It would be a gross mistake, however, to take these comments as being based in anti-Semitism or even a desire to appeal to anti-Semites. Despite what some may believe, in it has never been germane for the German left to strongly speak out and take action against anti-Semitism, while at the same time supporting Palestinians.

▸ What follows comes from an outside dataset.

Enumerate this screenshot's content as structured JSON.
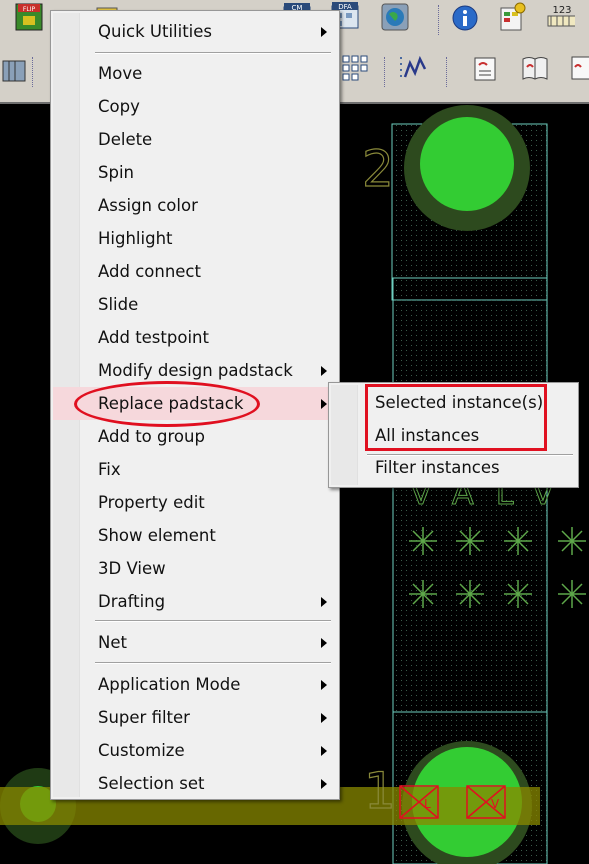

In fact, largely due to Martin Schulz’s efforts and influence, the new coalition treaty being signed between his Social Democrats and Merkel’s party actually takes a very robust position against anti-Semitism. For the first time ever, for instance, Germany will appoint a designated representative to deal exclusivity with the fight against anti-Semitism, something that Jewish organizations have long asked for. This official will also receive funding “to promote Jewish life, culture, and communities in Germany," according to the latest draft of the coalition treaty. Holocaust remembrance programs receive two whole pages in the coalition treaty, with plans and funding for new and renewed programs clearly lined out. One of these is a program for teenagers called “Youth Remembers”, which seems to largely aimed at the large number of Muslim teenagers that have immigrated to Germany as refugees. That is a topic particularly close to Schulz’s heart.

He famously spoke out against Palestinian anti-Semitism during interview during the campaign, saying that “some of the young Palestinian men that come to us have been raised anti-Semitic by their families. To these people we must say very clearly: you only have a place here, if you accept that Germany is a country that will protect Israel.” That principle is naturally also noted in the new coalition treaty.

It will be interesting to see how Schulz and the Social Democratic leadership priorities this balancing act between calling Israel out Israel and fighting against anti-Semitism in Germany in the coming months.